- Claims – works closely with the Finance team to review and verify warranty claims submitted to the organization.
A streamlined warranty management process gives clear visibility and demarcation of work to each functional unit within your business, and reduces the chance of error and rework. It also creates the opportunity to integrate the different systems that process warranty records at their varying stages. One way to achieve this is by using Way We Do’s Activated Checklists and the Way We Do connectors on Microsoft Power Automate (formerly Flow) and Zapier.
Supporting service agents and resellers
A well-managed and easy to use warranty management process also provides a clear support channel for your associated service agents and resellers. This not only makes it easier for them to do business with you, but also makes it easier for them to serve their customers (reflecting well on your brand in turn). Here are some suggestions for how to support your agents, and therefore your customers.

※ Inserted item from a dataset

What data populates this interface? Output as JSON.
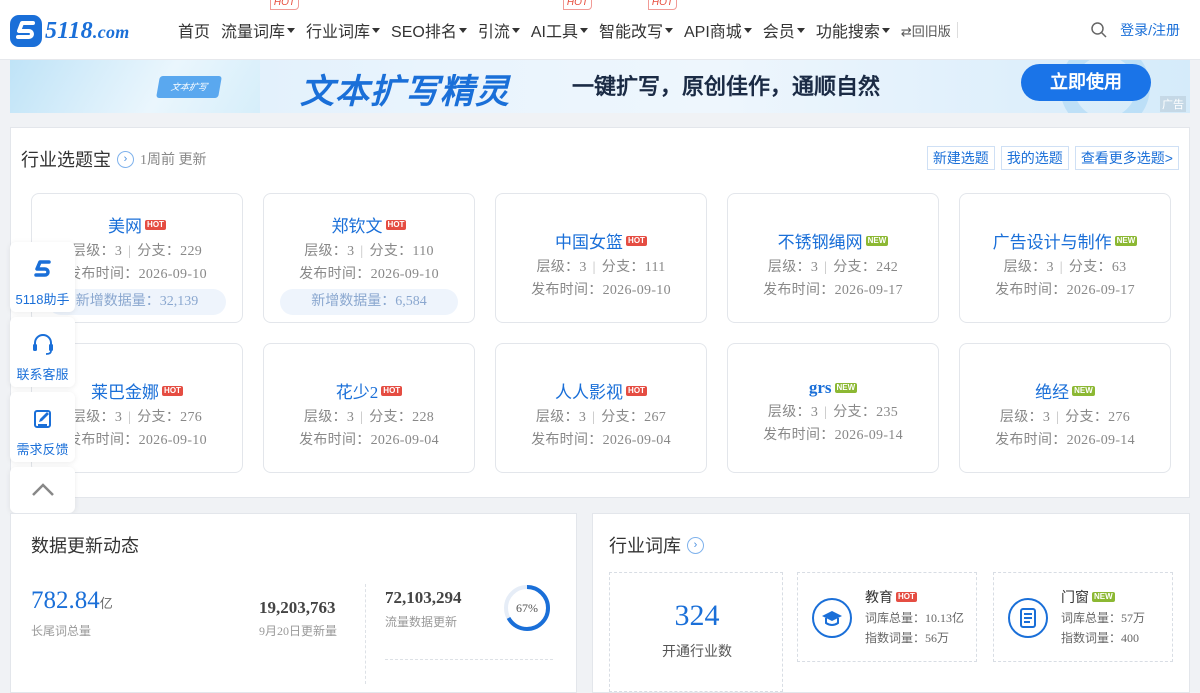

- Reduce manual interventions. Eliminate redundant data entry by investing in a system that can serve as a database for capturing warranty information for both customers and resellers. This can also help reduce human errors and warranty fraud from claims failing through the cracks. The system also doubles as an information database that holds customer information relating to services, updates, and case notes.
- Provide real-time access to product warranty information. Having this vital information handy helps you make sure you’re giving your customers the right services at the right time. It also keeps your resellers up-to-date on key data, like inventory levels, and claims and payments processing.
- Identify key metrics for improvement and customer satisfaction. You can use the information you collect from managing warranties to identify key metrics like claims frequency, suppliers’ performance, warranty costs as a percentage of sales, and so on. Analyzing these results can help you more effectively manage your warranty and claims process, leading to costs savings, increased customer satisfaction, even product and service improvements – all of which you can transform into a competitive advantage for your business.
- Use technology and process automations. A key challenge in effective warranty management is the errors that result from manual data processing, and manual handovers between business units. Business technologies provide numerous opportunities to better integrate workflows between units and are ideal for managing warranty processes: Customer relationship management systems gather customer data and case notes; process management systems (like Way We Do) manage tasks, workflows, and process handovers; enterprise systems manage stock movements, procurement and shipping. Integrating your different business systems can eliminate the need for manual entry, reducing admin costs, and the risk of errors.
Is it time you created (or updated) your own warranty management system?
If you’ve ever thought about offering warranties but have shied away from the prospect of all the extra administration, Way We Do can help. Reach out to the team to explore what’s involved and how to make this process work for you.